A plan being announced today by Commerce Secretary Carlos Gutierrez would let companies operate fish farms three miles to 200 miles offshore, but without some of the rules on size, season and harvest methods that apply to other commercial fishermen.
Fish farms already operate on inland and coastal waters as far as three miles into the ocean, which fall under state jurisdiction.
Environmental concerns have arisen about wastewater generated by such operations. Gutierrez, however, said the administration’s proposal had safeguards and would permit states to ban fish farming up to 12 miles off their coast.
‘We believe we can do it in a way that is environmentally sound, that makes sense for our economy. And given that we are importing so much farm-raised fish, we might as well do it ourselves,” Gutierrez said.
The plan, to be presented at the International Boston Seafood Show, would help the $1 billion U.S. aquaculture industry roughly double over the next few decades, he said.
About 70 percent of all the seafood eaten in the United States comes from overseas, contributing “a trade deficit of about $9 billion in fish,” Gutierrez said. Almost half is farm-raised.
Farming of saltwater species such as salmon and shrimp is common in countries such as Thailand, Canada, China and Scotland.
Until now, the U.S. industry has focused mainly on catfish, tilapia and other freshwater fish. Some ocean farms raise shellfish such as mussels, clams and oysters, as well as shrimp and salmon.
Some marine experts, however, say fish farming adds to overfishing because most farms involve carnivorous fish that are fed more fish protein than the farms produce. They say the farms release pesticides, antibiotics and other chemicals, and cause genetic contamination of wild fish.

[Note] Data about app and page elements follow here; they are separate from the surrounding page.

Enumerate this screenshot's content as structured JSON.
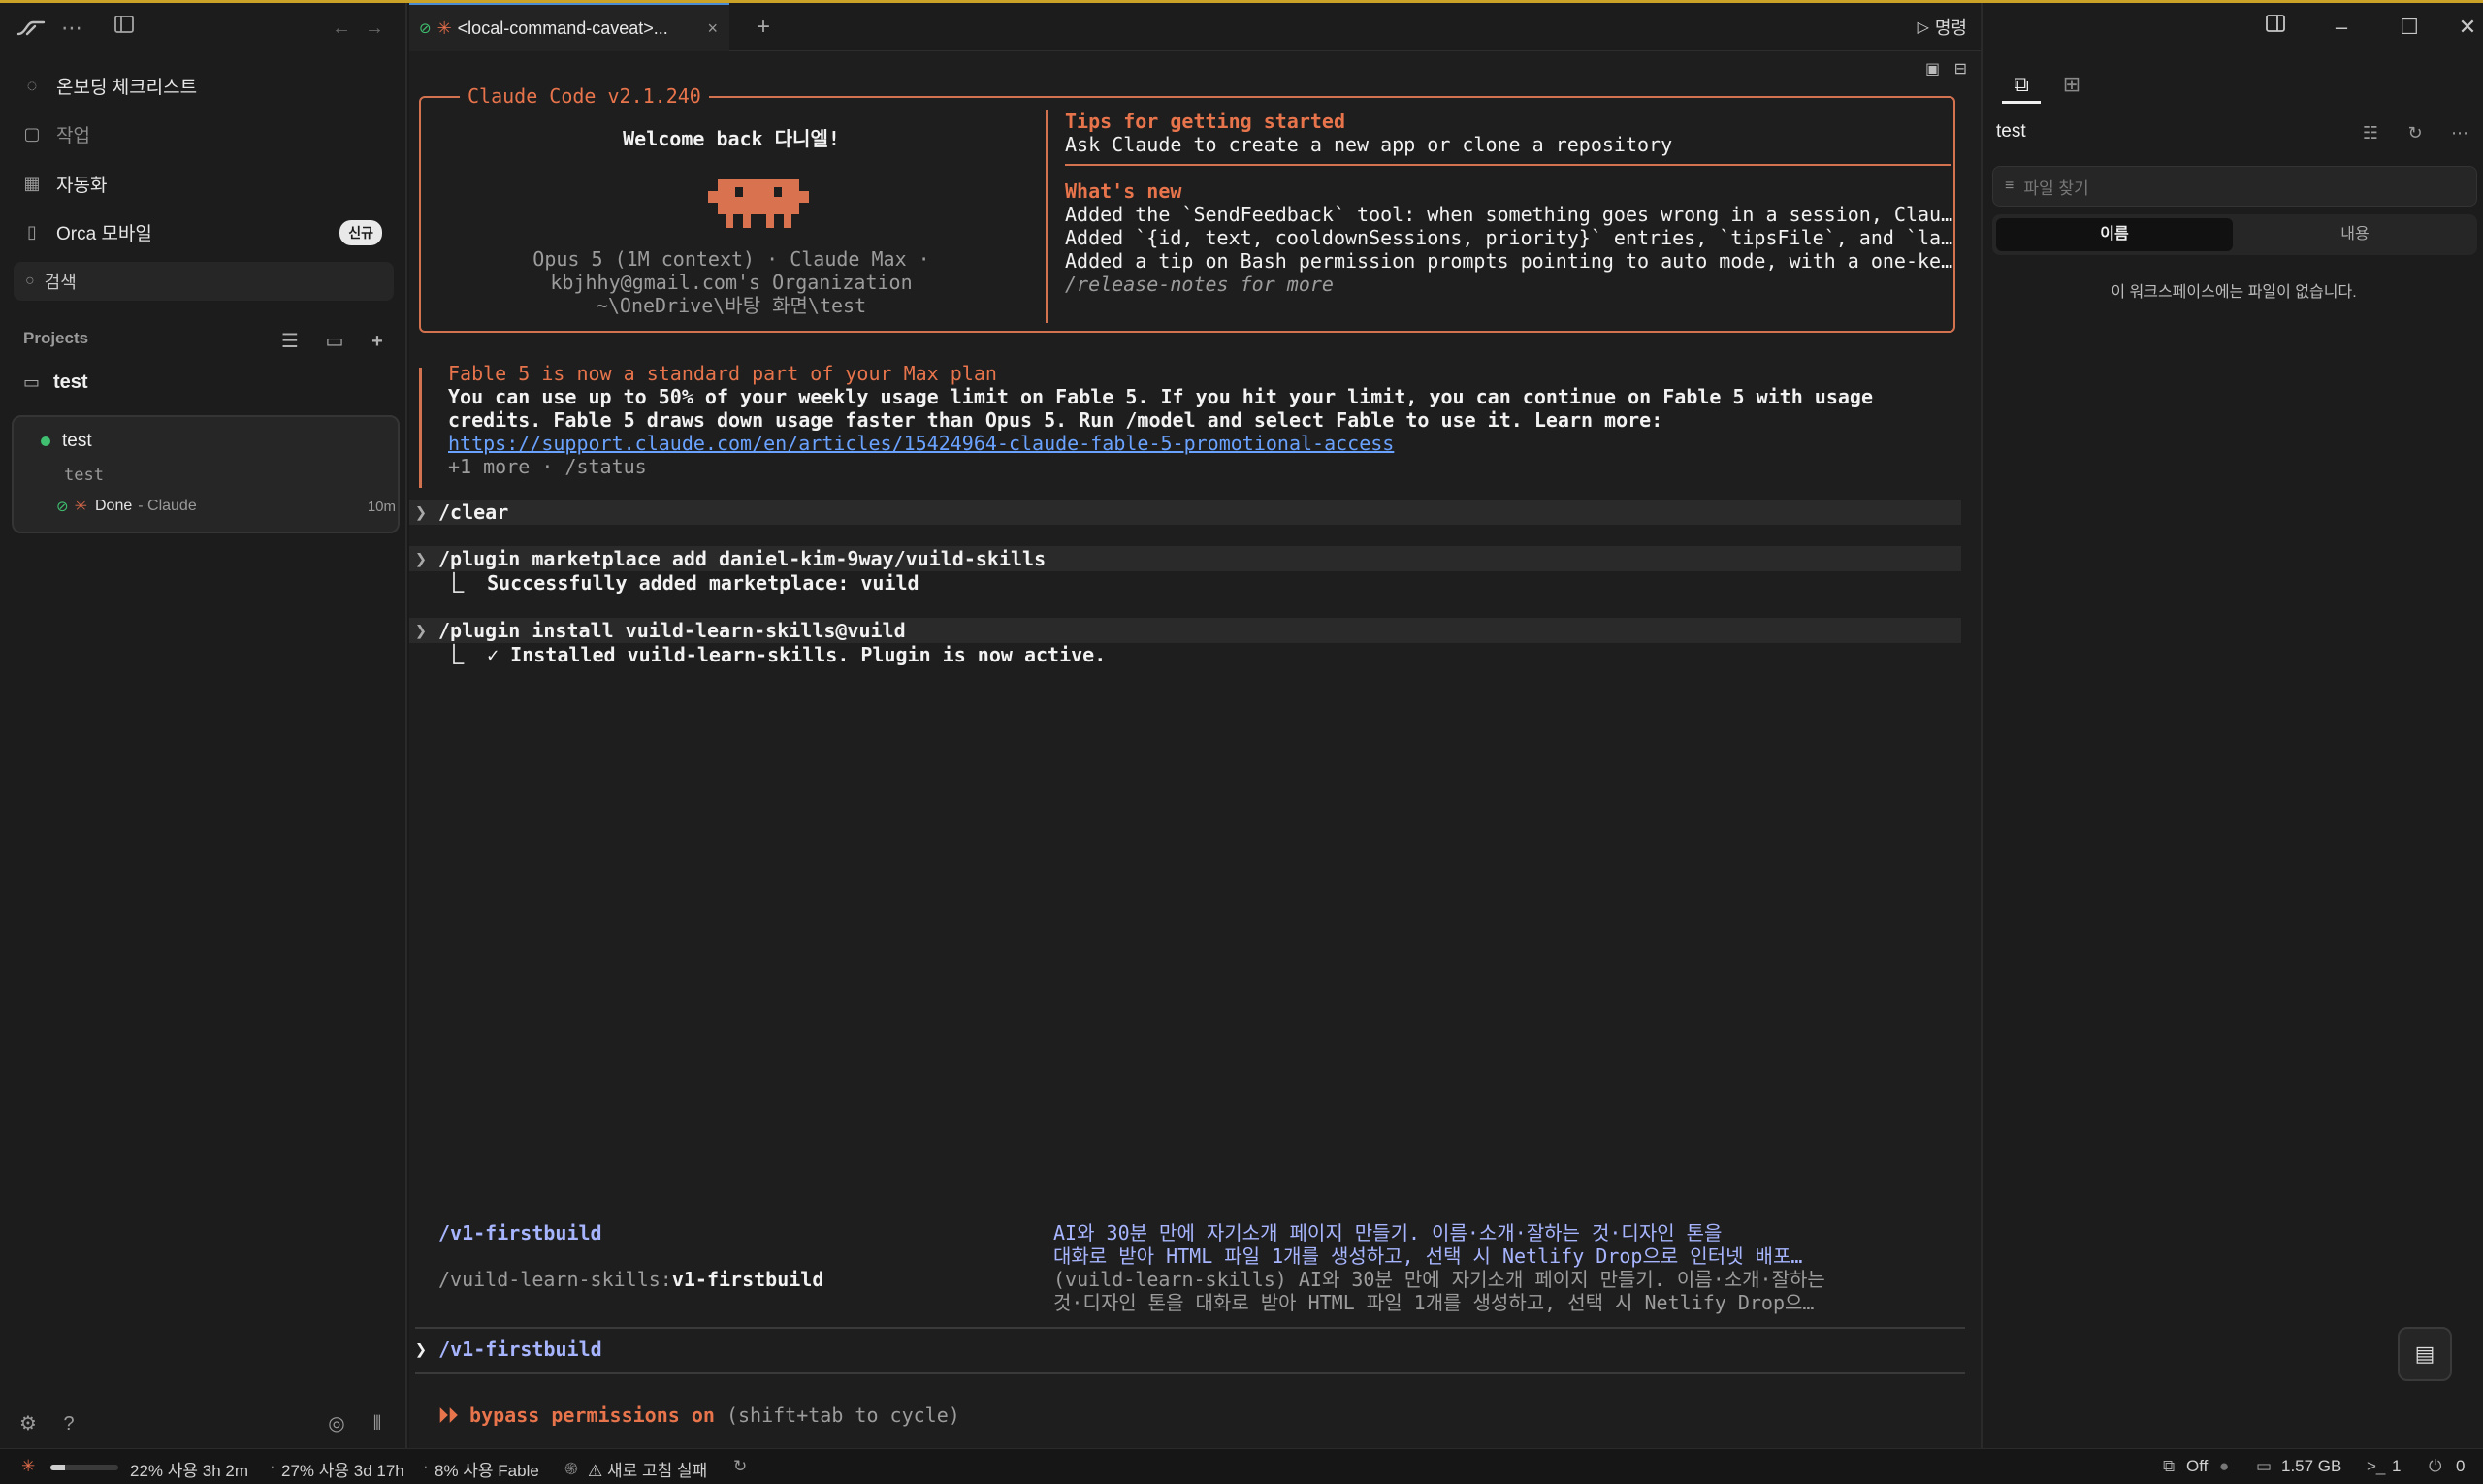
{
  "sidebar": {
    "nav": [
      {
        "label": "온보딩 체크리스트",
        "icon": "progress-circle-icon"
      },
      {
        "label": "작업",
        "icon": "draft-icon"
      },
      {
        "label": "자동화",
        "icon": "calendar-icon"
      },
      {
        "label": "Orca 모바일",
        "icon": "phone-icon",
        "badge": "신규"
      }
    ],
    "search_label": "검색",
    "projects_label": "Projects",
    "project_name": "test",
    "workspace": {
      "name": "test",
      "subtitle": "test",
      "status": "Done",
      "agent": "- Claude",
      "age": "10m"
    }
  },
  "tab": {
    "title": "<local-command-caveat>...",
    "run_label": "명령"
  },
  "terminal": {
    "box_title": "Claude Code v2.1.240",
    "welcome": "Welcome back 다니엘!",
    "model_line": "Opus 5 (1M context) · Claude Max ·",
    "org_line": "kbjhhy@gmail.com's Organization",
    "path_line": "~\\OneDrive\\바탕 화면\\test",
    "tips_title": "Tips for getting started",
    "tips_text": "Ask Claude to create a new app or clone a repository",
    "whats_new_title": "What's new",
    "whats_new": [
      "Added the `SendFeedback` tool: when something goes wrong in a session, Clau…",
      "Added `{id, text, cooldownSessions, priority}` entries, `tipsFile`, and `la…",
      "Added a tip on Bash permission prompts pointing to auto mode, with a one-ke…"
    ],
    "release_notes": "/release-notes for more",
    "fable_title": "Fable 5 is now a standard part of your Max plan",
    "fable_line1": "You can use up to 50% of your weekly usage limit on Fable 5. If you hit your limit, you can continue on Fable 5 with usage",
    "fable_line2": "credits. Fable 5 draws down usage faster than Opus 5. Run /model and select Fable to use it. Learn more:",
    "fable_link": "https://support.claude.com/en/articles/15424964-claude-fable-5-promotional-access",
    "fable_more": "+1 more · /status",
    "cmd1": "/clear",
    "cmd2": "/plugin marketplace add daniel-kim-9way/vuild-skills",
    "cmd2_result": "⎿  Successfully added marketplace: vuild",
    "cmd3": "/plugin install vuild-learn-skills@vuild",
    "cmd3_result": "⎿  ✓ Installed vuild-learn-skills. Plugin is now active.",
    "suggest1_cmd": "/v1-firstbuild",
    "suggest1_desc_a": "AI와 30분 만에 자기소개 페이지 만들기. 이름·소개·잘하는 것·디자인 톤을",
    "suggest1_desc_b": "대화로 받아 HTML 파일 1개를 생성하고, 선택 시 Netlify Drop으로 인터넷 배포…",
    "suggest2_prefix": "/vuild-learn-skills:",
    "suggest2_cmd": "v1-firstbuild",
    "suggest2_desc_a": "(vuild-learn-skills) AI와 30분 만에 자기소개 페이지 만들기. 이름·소개·잘하는",
    "suggest2_desc_b": "것·디자인 톤을 대화로 받아 HTML 파일 1개를 생성하고, 선택 시 Netlify Drop으…",
    "input_value": "/v1-firstbuild",
    "bypass_label": "bypass permissions on",
    "bypass_hint": "(shift+tab to cycle)"
  },
  "right_panel": {
    "title": "test",
    "file_search_placeholder": "파일 찾기",
    "seg_name": "이름",
    "seg_content": "내용",
    "empty_message": "이 워크스페이스에는 파일이 없습니다."
  },
  "statusbar": {
    "usage_fraction": 0.22,
    "usage1": "22% 사용 3h 2m",
    "usage2": "27% 사용 3d 17h",
    "usage3": "8% 사용 Fable",
    "refresh_fail": "⚠ 새로 고침 실패",
    "off_label": "Off",
    "memory": "1.57 GB",
    "terminals": "1",
    "ports": "0"
  },
  "colors": {
    "accent_orange": "#e8744c",
    "link_blue": "#6aa2ff",
    "success_green": "#3fbf6f"
  }
}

“The growth of aquaculture is questionable, as we are using the wild fish to grind up to feed the farmed fish,” said Charles Clover, author of “The End Of The Line,” a book on overfishing.